WHAT YOU HAVE TO DO
What you return should be the complete data below, word for word, with no pictures in it.

[Interface dataset entries]

►

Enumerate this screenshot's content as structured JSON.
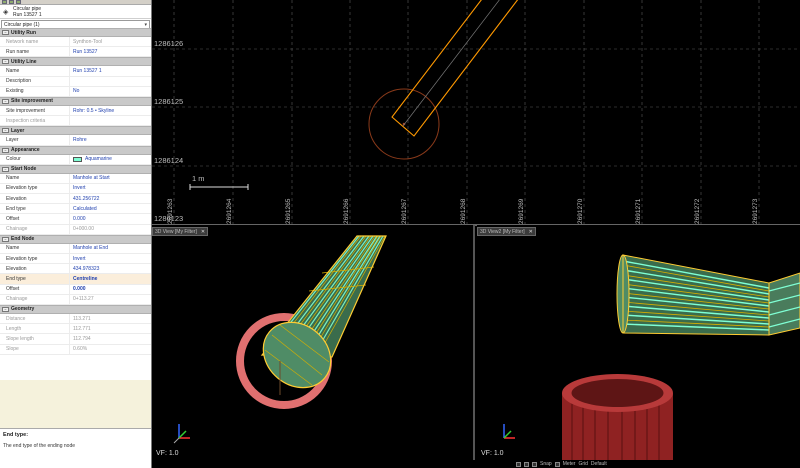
{
  "header": {
    "type": "Circular pipe",
    "run": "Run 13527 1",
    "icon": "pipe-icon"
  },
  "selector": {
    "value": "Circular pipe (1)"
  },
  "sections": {
    "utility_run": {
      "title": "Utility Run",
      "network_name_label": "Network name",
      "network_name_value": "Synthon-Tool",
      "run_name_label": "Run name",
      "run_name_value": "Run 13527"
    },
    "utility_line": {
      "title": "Utility Line",
      "name_label": "Name",
      "name_value": "Run 13527 1",
      "description_label": "Description",
      "description_value": "",
      "existing_label": "Existing",
      "existing_value": "No"
    },
    "site_improvement": {
      "title": "Site improvement",
      "site_label": "Site improvement",
      "site_value": "Rohr: 0.5 • Skyline",
      "inspection_label": "Inspection criteria",
      "inspection_value": ""
    },
    "layer": {
      "title": "Layer",
      "layer_label": "Layer",
      "layer_value": "Rohre"
    },
    "appearance": {
      "title": "Appearance",
      "colour_label": "Colour",
      "colour_value": "Aquamarine",
      "colour_hex": "#7fffd4"
    },
    "start_node": {
      "title": "Start Node",
      "name_label": "Name",
      "name_value": "Manhole at Start",
      "elev_type_label": "Elevation type",
      "elev_type_value": "Invert",
      "elevation_label": "Elevation",
      "elevation_value": "431.256722",
      "end_type_label": "End type",
      "end_type_value": "Calculated",
      "offset_label": "Offset",
      "offset_value": "0.000",
      "chainage_label": "Chainage",
      "chainage_value": "0+000.00"
    },
    "end_node": {
      "title": "End Node",
      "name_label": "Name",
      "name_value": "Manhole at End",
      "elev_type_label": "Elevation type",
      "elev_type_value": "Invert",
      "elevation_label": "Elevation",
      "elevation_value": "434.978323",
      "end_type_label": "End type",
      "end_type_value": "Centreline",
      "offset_label": "Offset",
      "offset_value": "0.000",
      "chainage_label": "Chainage",
      "chainage_value": "0+113.27"
    },
    "geometry": {
      "title": "Geometry",
      "distance_label": "Distance",
      "distance_value": "113.271",
      "length_label": "Length",
      "length_value": "112.771",
      "slope_length_label": "Slope length",
      "slope_length_value": "112.794",
      "slope_label": "Slope",
      "slope_value": "0.60%"
    }
  },
  "help": {
    "title": "End type:",
    "description": "The end type of the ending node"
  },
  "plan_view": {
    "y_labels": [
      "1286126",
      "1286125",
      "1286124",
      "1286123"
    ],
    "x_labels": [
      "2691263",
      "2691264",
      "2691265",
      "2691266",
      "2691267",
      "2691268",
      "2691269",
      "2691270",
      "2691271",
      "2691272",
      "2691273"
    ],
    "scale_label": "1 m"
  },
  "view3d": {
    "tab_title": "3D View [My Filter]",
    "close": "✕",
    "vf": "VF: 1.0"
  },
  "view3d2": {
    "tab_title": "3D View2 [My Filter]",
    "close": "✕",
    "vf": "VF: 1.0"
  },
  "status": {
    "snap": "Snap",
    "meter": "Meter",
    "grid": "Grid",
    "default": "Default"
  },
  "colors": {
    "pipe_outline": "#ff9900",
    "pipe_fill": "#7fffd4",
    "manhole_ring": "#e07070"
  }
}
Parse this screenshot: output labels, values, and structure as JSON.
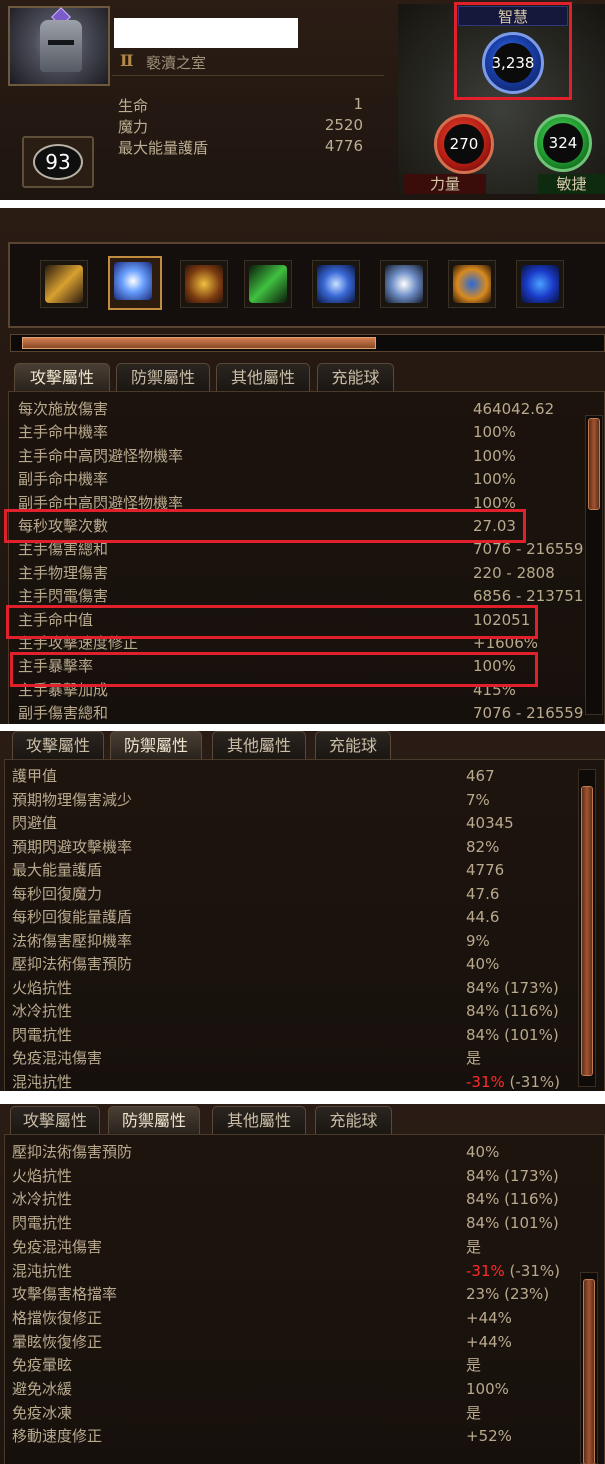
{
  "header": {
    "league_name": "褻瀆之室",
    "class_icon": "roman-numeral-two-icon",
    "level": "93",
    "stats": [
      {
        "label": "生命",
        "value": "1"
      },
      {
        "label": "魔力",
        "value": "2520"
      },
      {
        "label": "最大能量護盾",
        "value": "4776"
      }
    ],
    "attributes": {
      "intelligence": {
        "label": "智慧",
        "value": "3,238",
        "color": "#2a55c8"
      },
      "strength": {
        "label": "力量",
        "value": "270",
        "color": "#c0241a"
      },
      "dexterity": {
        "label": "敏捷",
        "value": "324",
        "color": "#24a033"
      }
    },
    "highlight_color": "#e0202a"
  },
  "skills": [
    {
      "icon": "dagger-icon"
    },
    {
      "icon": "spell-burst-icon",
      "selected": true
    },
    {
      "icon": "lightning-ring-icon"
    },
    {
      "icon": "green-blade-icon"
    },
    {
      "icon": "lightning-bolt-icon"
    },
    {
      "icon": "frost-nova-icon"
    },
    {
      "icon": "orb-ring-icon"
    },
    {
      "icon": "hand-rune-icon"
    }
  ],
  "experience_progress": 0.6,
  "tabs": [
    "攻擊屬性",
    "防禦屬性",
    "其他屬性",
    "充能球"
  ],
  "offense": {
    "rows": [
      {
        "label": "每次施放傷害",
        "value": "464042.62"
      },
      {
        "label": "主手命中機率",
        "value": "100%"
      },
      {
        "label": "主手命中高閃避怪物機率",
        "value": "100%"
      },
      {
        "label": "副手命中機率",
        "value": "100%"
      },
      {
        "label": "副手命中高閃避怪物機率",
        "value": "100%"
      },
      {
        "label": "每秒攻擊次數",
        "value": "27.03",
        "highlight": true
      },
      {
        "label": "主手傷害總和",
        "value": "7076 - 216559"
      },
      {
        "label": "主手物理傷害",
        "value": "220 - 2808"
      },
      {
        "label": "主手閃電傷害",
        "value": "6856 - 213751"
      },
      {
        "label": "主手命中值",
        "value": "102051",
        "highlight": true
      },
      {
        "label": "主手攻擊速度修正",
        "value": "+1606%"
      },
      {
        "label": "主手暴擊率",
        "value": "100%",
        "highlight": true
      },
      {
        "label": "主手暴擊加成",
        "value": "415%"
      },
      {
        "label": "副手傷害總和",
        "value": "7076 - 216559"
      }
    ]
  },
  "defense_view_1": {
    "rows": [
      {
        "label": "護甲值",
        "value": "467"
      },
      {
        "label": "預期物理傷害減少",
        "value": "7%"
      },
      {
        "label": "閃避值",
        "value": "40345"
      },
      {
        "label": "預期閃避攻擊機率",
        "value": "82%"
      },
      {
        "label": "最大能量護盾",
        "value": "4776"
      },
      {
        "label": "每秒回復魔力",
        "value": "47.6"
      },
      {
        "label": "每秒回復能量護盾",
        "value": "44.6"
      },
      {
        "label": "法術傷害壓抑機率",
        "value": "9%"
      },
      {
        "label": "壓抑法術傷害預防",
        "value": "40%"
      },
      {
        "label": "火焰抗性",
        "value": "84% (173%)"
      },
      {
        "label": "冰冷抗性",
        "value": "84% (116%)"
      },
      {
        "label": "閃電抗性",
        "value": "84% (101%)"
      },
      {
        "label": "免疫混沌傷害",
        "value": "是"
      },
      {
        "label": "混沌抗性",
        "value_neg": "-31%",
        "value_rest": " (-31%)"
      }
    ]
  },
  "defense_view_2": {
    "rows": [
      {
        "label": "壓抑法術傷害預防",
        "value": "40%"
      },
      {
        "label": "火焰抗性",
        "value": "84% (173%)"
      },
      {
        "label": "冰冷抗性",
        "value": "84% (116%)"
      },
      {
        "label": "閃電抗性",
        "value": "84% (101%)"
      },
      {
        "label": "免疫混沌傷害",
        "value": "是"
      },
      {
        "label": "混沌抗性",
        "value_neg": "-31%",
        "value_rest": " (-31%)"
      },
      {
        "label": "攻擊傷害格擋率",
        "value": "23% (23%)"
      },
      {
        "label": "格擋恢復修正",
        "value": "+44%"
      },
      {
        "label": "暈眩恢復修正",
        "value": "+44%"
      },
      {
        "label": "免疫暈眩",
        "value": "是"
      },
      {
        "label": "避免冰緩",
        "value": "100%"
      },
      {
        "label": "免疫冰凍",
        "value": "是"
      },
      {
        "label": "移動速度修正",
        "value": "+52%"
      }
    ]
  }
}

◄

ANSWER SPACE
Enumerate this screenshot's content as structured JSON.
{
  "header": {
    "type": "Circular pipe",
    "run": "Run 13527 1",
    "icon": "pipe-icon"
  },
  "selector": {
    "value": "Circular pipe (1)"
  },
  "sections": {
    "utility_run": {
      "title": "Utility Run",
      "network_name_label": "Network name",
      "network_name_value": "Synthon-Tool",
      "run_name_label": "Run name",
      "run_name_value": "Run 13527"
    },
    "utility_line": {
      "title": "Utility Line",
      "name_label": "Name",
      "name_value": "Run 13527 1",
      "description_label": "Description",
      "description_value": "",
      "existing_label": "Existing",
      "existing_value": "No"
    },
    "site_improvement": {
      "title": "Site improvement",
      "site_label": "Site improvement",
      "site_value": "Rohr: 0.5 • Skyline",
      "inspection_label": "Inspection criteria",
      "inspection_value": ""
    },
    "layer": {
      "title": "Layer",
      "layer_label": "Layer",
      "layer_value": "Rohre"
    },
    "appearance": {
      "title": "Appearance",
      "colour_label": "Colour",
      "colour_value": "Aquamarine",
      "colour_hex": "#7fffd4"
    },
    "start_node": {
      "title": "Start Node",
      "name_label": "Name",
      "name_value": "Manhole at Start",
      "elev_type_label": "Elevation type",
      "elev_type_value": "Invert",
      "elevation_label": "Elevation",
      "elevation_value": "431.256722",
      "end_type_label": "End type",
      "end_type_value": "Calculated",
      "offset_label": "Offset",
      "offset_value": "0.000",
      "chainage_label": "Chainage",
      "chainage_value": "0+000.00"
    },
    "end_node": {
      "title": "End Node",
      "name_label": "Name",
      "name_value": "Manhole at End",
      "elev_type_label": "Elevation type",
      "elev_type_value": "Invert",
      "elevation_label": "Elevation",
      "elevation_value": "434.978323",
      "end_type_label": "End type",
      "end_type_value": "Centreline",
      "offset_label": "Offset",
      "offset_value": "0.000",
      "chainage_label": "Chainage",
      "chainage_value": "0+113.27"
    },
    "geometry": {
      "title": "Geometry",
      "distance_label": "Distance",
      "distance_value": "113.271",
      "length_label": "Length",
      "length_value": "112.771",
      "slope_length_label": "Slope length",
      "slope_length_value": "112.794",
      "slope_label": "Slope",
      "slope_value": "0.60%"
    }
  },
  "help": {
    "title": "End type:",
    "description": "The end type of the ending node"
  },
  "plan_view": {
    "y_labels": [
      "1286126",
      "1286125",
      "1286124",
      "1286123"
    ],
    "x_labels": [
      "2691263",
      "2691264",
      "2691265",
      "2691266",
      "2691267",
      "2691268",
      "2691269",
      "2691270",
      "2691271",
      "2691272",
      "2691273"
    ],
    "scale_label": "1 m"
  },
  "view3d": {
    "tab_title": "3D View [My Filter]",
    "close": "✕",
    "vf": "VF: 1.0"
  },
  "view3d2": {
    "tab_title": "3D View2 [My Filter]",
    "close": "✕",
    "vf": "VF: 1.0"
  },
  "status": {
    "snap": "Snap",
    "meter": "Meter",
    "grid": "Grid",
    "default": "Default"
  },
  "colors": {
    "pipe_outline": "#ff9900",
    "pipe_fill": "#7fffd4",
    "manhole_ring": "#e07070"
  }
}
Parse this screenshot: output labels, values, and structure as JSON.
{
  "header": {
    "league_name": "褻瀆之室",
    "class_icon": "roman-numeral-two-icon",
    "level": "93",
    "stats": [
      {
        "label": "生命",
        "value": "1"
      },
      {
        "label": "魔力",
        "value": "2520"
      },
      {
        "label": "最大能量護盾",
        "value": "4776"
      }
    ],
    "attributes": {
      "intelligence": {
        "label": "智慧",
        "value": "3,238",
        "color": "#2a55c8"
      },
      "strength": {
        "label": "力量",
        "value": "270",
        "color": "#c0241a"
      },
      "dexterity": {
        "label": "敏捷",
        "value": "324",
        "color": "#24a033"
      }
    },
    "highlight_color": "#e0202a"
  },
  "skills": [
    {
      "icon": "dagger-icon"
    },
    {
      "icon": "spell-burst-icon",
      "selected": true
    },
    {
      "icon": "lightning-ring-icon"
    },
    {
      "icon": "green-blade-icon"
    },
    {
      "icon": "lightning-bolt-icon"
    },
    {
      "icon": "frost-nova-icon"
    },
    {
      "icon": "orb-ring-icon"
    },
    {
      "icon": "hand-rune-icon"
    }
  ],
  "experience_progress": 0.6,
  "tabs": [
    "攻擊屬性",
    "防禦屬性",
    "其他屬性",
    "充能球"
  ],
  "offense": {
    "rows": [
      {
        "label": "每次施放傷害",
        "value": "464042.62"
      },
      {
        "label": "主手命中機率",
        "value": "100%"
      },
      {
        "label": "主手命中高閃避怪物機率",
        "value": "100%"
      },
      {
        "label": "副手命中機率",
        "value": "100%"
      },
      {
        "label": "副手命中高閃避怪物機率",
        "value": "100%"
      },
      {
        "label": "每秒攻擊次數",
        "value": "27.03",
        "highlight": true
      },
      {
        "label": "主手傷害總和",
        "value": "7076 - 216559"
      },
      {
        "label": "主手物理傷害",
        "value": "220 - 2808"
      },
      {
        "label": "主手閃電傷害",
        "value": "6856 - 213751"
      },
      {
        "label": "主手命中值",
        "value": "102051",
        "highlight": true
      },
      {
        "label": "主手攻擊速度修正",
        "value": "+1606%"
      },
      {
        "label": "主手暴擊率",
        "value": "100%",
        "highlight": true
      },
      {
        "label": "主手暴擊加成",
        "value": "415%"
      },
      {
        "label": "副手傷害總和",
        "value": "7076 - 216559"
      }
    ]
  },
  "defense_view_1": {
    "rows": [
      {
        "label": "護甲值",
        "value": "467"
      },
      {
        "label": "預期物理傷害減少",
        "value": "7%"
      },
      {
        "label": "閃避值",
        "value": "40345"
      },
      {
        "label": "預期閃避攻擊機率",
        "value": "82%"
      },
      {
        "label": "最大能量護盾",
        "value": "4776"
      },
      {
        "label": "每秒回復魔力",
        "value": "47.6"
      },
      {
        "label": "每秒回復能量護盾",
        "value": "44.6"
      },
      {
        "label": "法術傷害壓抑機率",
        "value": "9%"
      },
      {
        "label": "壓抑法術傷害預防",
        "value": "40%"
      },
      {
        "label": "火焰抗性",
        "value": "84% (173%)"
      },
      {
        "label": "冰冷抗性",
        "value": "84% (116%)"
      },
      {
        "label": "閃電抗性",
        "value": "84% (101%)"
      },
      {
        "label": "免疫混沌傷害",
        "value": "是"
      },
      {
        "label": "混沌抗性",
        "value_neg": "-31%",
        "value_rest": " (-31%)"
      }
    ]
  },
  "defense_view_2": {
    "rows": [
      {
        "label": "壓抑法術傷害預防",
        "value": "40%"
      },
      {
        "label": "火焰抗性",
        "value": "84% (173%)"
      },
      {
        "label": "冰冷抗性",
        "value": "84% (116%)"
      },
      {
        "label": "閃電抗性",
        "value": "84% (101%)"
      },
      {
        "label": "免疫混沌傷害",
        "value": "是"
      },
      {
        "label": "混沌抗性",
        "value_neg": "-31%",
        "value_rest": " (-31%)"
      },
      {
        "label": "攻擊傷害格擋率",
        "value": "23% (23%)"
      },
      {
        "label": "格擋恢復修正",
        "value": "+44%"
      },
      {
        "label": "暈眩恢復修正",
        "value": "+44%"
      },
      {
        "label": "免疫暈眩",
        "value": "是"
      },
      {
        "label": "避免冰緩",
        "value": "100%"
      },
      {
        "label": "免疫冰凍",
        "value": "是"
      },
      {
        "label": "移動速度修正",
        "value": "+52%"
      }
    ]
  }
}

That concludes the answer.